I like to think of variable expenses as all the stuff that makes life fun. This section encompasses all those YOLO moments, except you will plan for them now — trust me, they are more fun when you know how you will pay for them!
Variable expenses include
- Beauty (Hair, skincare, etc..)
- Fun Money — this category will change your life!
Think for a moment, what’s one area you know you spend too much money? Giving dollar amounts to how much you can spend in each area creates the good kind of boundaries. When you follow your plan, you will become more discerning with where you spend your money, and that will increase your satisfaction when you do choose to spend money.
The eye-opening part here is that you can only spend as much money on the variable stuff that is left over after your fixed expenses are covered. So take your income and subtract the number of your fixed costs, and now you have what’s available for this section.
Set spending limits for your variable categories
Unlike your fixed expenses, where you’ve been told how much they cost, you get to decide how much you will spend in each variable category.
Look back at your expense tracker and set realistic amounts for each category. I’m serious, be realistic, not what you consider ideal. If you spent $300 at restaurants last month, saying you’ll only $50 this month is likely setting yourself up for failure.
Try setting a reasonable amount but a slight stretch, say $150 for restaurants, and know that as you practice, you’ll become better at this.
Don’t worry if you mess things up a little in the beginning, it can take several months before you feel confident appropriately allocating funds to variable expenses. The important thing is to know you aren’t failing, you’re learning, as long as you stay committed, you will succeed.
How to Budget — Your complete zero-based budget
When you are finished setting up your income, fixed, and variable expenses, you will have created your budget.
Make sure the total amount budgeted equals your income. If these numbers are off (they usually are in the beginning) you’ll likely need to reduce the limits of your variable categories. The easiest place I’ve found to cut money immediately is what you spend while at work.
Now it’s time to implement this impressive financial blueprint you’ve created.

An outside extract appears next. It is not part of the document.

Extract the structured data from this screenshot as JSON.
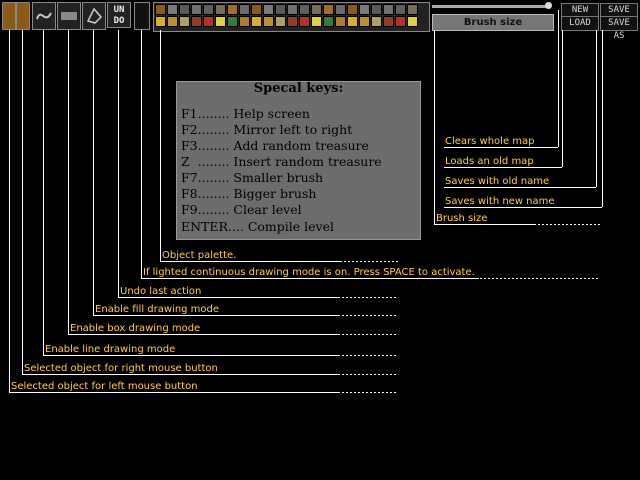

You should set aside a time every day to update your expense tracker and the available fund amounts left in your various categories. Remember to keep that notebook (or however you were tracking your daily expenses) with you so you can transfer them to your budget when you get home. Before you make a purchase, check-in with how much you have available to spend and make sure a potential investment is on plan.
In the beginning, it will be hard, you’ll fumble, and you might feel like everything revolves around tracking your purchases. Truthfully, you will put a lot of effort into this. And then little by little, it’ll get easier. In time you’ll look forward to checking in with your budget, goals, and accounts.